Notice implementation

Don’tuse for solvingthe linear system. It is mostlymeant for notationalconvenience.

It is faster and more accurate (numerically) to write (solve)x=A\bthaninv(A)*b:

Notice: implementation

Simple inversion of some matrices

Diagonal matrices

Orthogonal matrices

Simple inversion of (some) matrices

Fitting lines
Fitting Lines

  • A 2-D point x = (x, y) is on a line with slope m and intercept b if and only if y =mx + b

  • Equivalently,

  • So the line defined by two points x1, x2 is the solution to the following system of equations:

Example fitting a line
Example: Fitting a Line

  • Suppose we have points (2, 1), (5, 2), (7, 3), and (8, 3)?????

Fitting lines1

With more than two points, there is no guarantee that they will all be on the same line

Fitting Lines

courtesy of

Vanderbilt U.

Least squares
Least squares


Find the vector Fx in the column range of F, which is closest to the right-hand side vector y.

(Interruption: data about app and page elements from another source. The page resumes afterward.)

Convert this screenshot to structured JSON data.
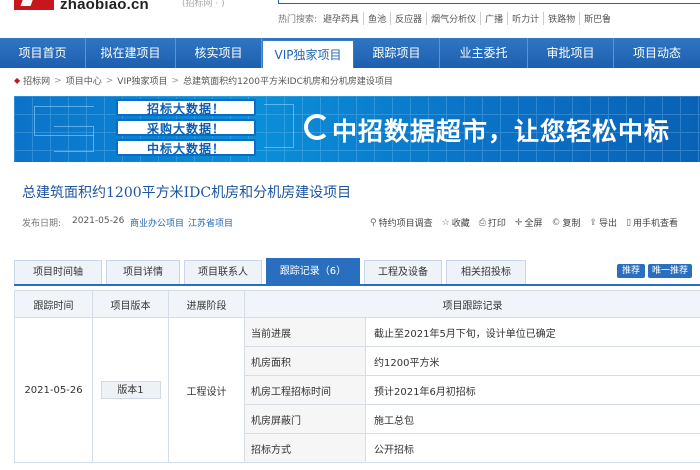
{
  "header": {
    "logo_text": "zhaobiao.cn",
    "slogan": "(招标网 · )",
    "hot_label": "热门搜索:",
    "hot_items": [
      "避孕药具",
      "鱼池",
      "反应器",
      "烟气分析仪",
      "广播",
      "听力计",
      "铁路物",
      "斯巴鲁"
    ]
  },
  "nav": {
    "items": [
      "项目首页",
      "拟在建项目",
      "核实项目",
      "VIP独家项目",
      "跟踪项目",
      "业主委托",
      "审批项目",
      "项目动态"
    ],
    "active_index": 3
  },
  "breadcrumb": [
    "招标网",
    "项目中心",
    "VIP独家项目",
    "总建筑面积约1200平方米IDC机房和分机房建设项目"
  ],
  "banner": {
    "pills": [
      "招标大数据！",
      "采购大数据！",
      "中标大数据！"
    ],
    "slogan": "中招数据超市，让您轻松中标"
  },
  "project": {
    "title": "总建筑面积约1200平方米IDC机房和分机房建设项目",
    "date_label": "发布日期:",
    "date": "2021-05-26",
    "category": "商业办公项目",
    "region": "江苏省项目"
  },
  "tools": [
    {
      "icon": "search-icon",
      "label": "特约项目调查"
    },
    {
      "icon": "star-icon",
      "label": "收藏"
    },
    {
      "icon": "print-icon",
      "label": "打印"
    },
    {
      "icon": "fullscreen-icon",
      "label": "全屏"
    },
    {
      "icon": "copy-icon",
      "label": "复制"
    },
    {
      "icon": "export-icon",
      "label": "导出"
    },
    {
      "icon": "phone-icon",
      "label": "用手机查看"
    }
  ],
  "tabs": [
    "项目时间轴",
    "项目详情",
    "项目联系人",
    "跟踪记录（6）",
    "工程及设备",
    "相关招投标"
  ],
  "active_tab": 3,
  "side_buttons": [
    "推荐",
    "唯一推荐"
  ],
  "table": {
    "headers": [
      "跟踪时间",
      "项目版本",
      "进展阶段",
      "项目跟踪记录"
    ],
    "date": "2021-05-26",
    "version": "版本1",
    "stage": "工程设计",
    "rows": [
      {
        "field": "当前进展",
        "value": "截止至2021年5月下旬，设计单位已确定"
      },
      {
        "field": "机房面积",
        "value": "约1200平方米"
      },
      {
        "field": "机房工程招标时间",
        "value": "预计2021年6月初招标"
      },
      {
        "field": "机房屏蔽门",
        "value": "施工总包"
      },
      {
        "field": "招标方式",
        "value": "公开招标"
      }
    ]
  },
  "colors": {
    "nav_blue": "#1f64b1",
    "brand_red": "#c8161d",
    "tab_active": "#2a6fbf",
    "title_blue": "#1e55a0"
  }
}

The residual r=y-Fx

Fitting lines2
Fitting Lines

Solution: Use the pseudoinverse

A+ =(ATA)-1AT to obtain least-squares solutionx=A+b

courtesy of

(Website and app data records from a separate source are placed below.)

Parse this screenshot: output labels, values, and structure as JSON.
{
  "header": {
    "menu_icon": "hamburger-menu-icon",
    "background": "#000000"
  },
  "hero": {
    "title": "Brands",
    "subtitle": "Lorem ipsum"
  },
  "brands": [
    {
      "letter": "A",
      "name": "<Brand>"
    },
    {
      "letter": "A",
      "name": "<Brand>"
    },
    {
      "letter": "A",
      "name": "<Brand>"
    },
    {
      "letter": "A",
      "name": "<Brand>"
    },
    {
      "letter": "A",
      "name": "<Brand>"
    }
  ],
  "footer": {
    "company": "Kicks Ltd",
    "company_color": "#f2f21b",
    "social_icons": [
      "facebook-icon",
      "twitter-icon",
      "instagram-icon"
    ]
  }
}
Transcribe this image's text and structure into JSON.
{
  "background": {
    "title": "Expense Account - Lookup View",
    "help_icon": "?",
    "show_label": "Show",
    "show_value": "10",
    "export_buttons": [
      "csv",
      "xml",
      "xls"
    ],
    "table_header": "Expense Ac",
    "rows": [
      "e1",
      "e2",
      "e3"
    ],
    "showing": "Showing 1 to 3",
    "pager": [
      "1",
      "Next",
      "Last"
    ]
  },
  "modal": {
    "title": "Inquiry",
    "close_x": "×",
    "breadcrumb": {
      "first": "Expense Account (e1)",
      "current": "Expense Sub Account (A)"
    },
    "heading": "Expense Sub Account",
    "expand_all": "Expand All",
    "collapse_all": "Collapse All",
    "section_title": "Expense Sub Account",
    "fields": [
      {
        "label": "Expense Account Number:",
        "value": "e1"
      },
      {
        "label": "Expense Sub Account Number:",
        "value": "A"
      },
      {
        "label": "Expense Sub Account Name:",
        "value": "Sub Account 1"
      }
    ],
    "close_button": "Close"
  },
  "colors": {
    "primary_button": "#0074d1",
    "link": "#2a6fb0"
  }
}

Vanderbilt U.

Example fitting a line1

and x=A+b=(0.3571, 0.2857)T

Example: Fitting a Line

  • Suppose we have points (2, 1), (5, 2), (7, 3), and (8, 3)

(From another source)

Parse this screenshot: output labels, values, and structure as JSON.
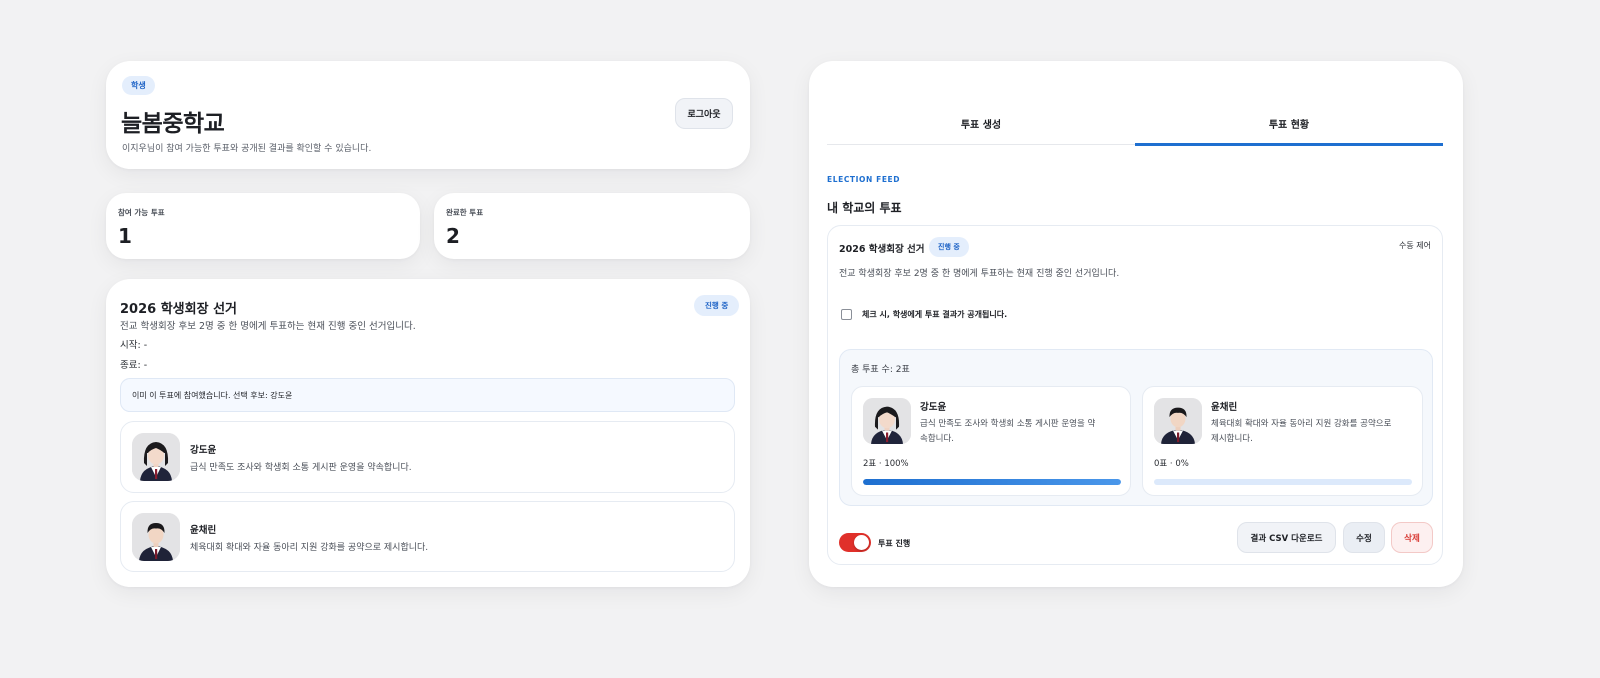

  • Then????

Example fitting a line2
Example: Fitting a Line

(2, 1), (5, 2), (7, 3), and (8, 3)

Homogeneous systems of equations
Homogeneous Systems of Equations

  • Suppose we want to solve Ax = 0

  • There is a trivial solution x = 0, but we don’t want this. For what other values of x is Ax close to 0?

  • This is satisfied by computing the singular value decomposition (SVD) A = UDVT (a non-negative diagonal matrix between two orthogonal matrices) and taking x as the last column of V

    • In Matlab[U, D, V] = svd(A)

Properties of svd

When the columns of A =UDV are independent then all

Tells how close to singular A is.

Inverse and pseudoinverse

The columns of U corresponding to nonzeros singular values span the range of A, the columns of V corresponding to zero singular values the nullspace.

Properties of SVD

Example line fitting as a homogeneous system
example: Line-Fitting as a Homogeneous System

A 2-D homogeneous point x = (x, y, 1)T is on the line l = (a, b, c)T only when

ax+ by + c = 0

We can write this equation with a dot product:

x.l= 0,and hence the following system is implied for multiple points x1, x2, ..., xn:

Example homogeneous line fitting
Example: Homogeneous Line-Fitting

Again we have 4 points, but now in homogeneous form:

(2, 1, 1), (5, 2, 1), (7, 3, 1), and (8, 3, 1)

  • The system of equations is:

  • Taking the SVD of A, we get:

compare tox =(0.3571, 0.2857)T

Robust methods
Robust methods

  • So what about outliers

  • Other metrics such as other norms

  • More about this later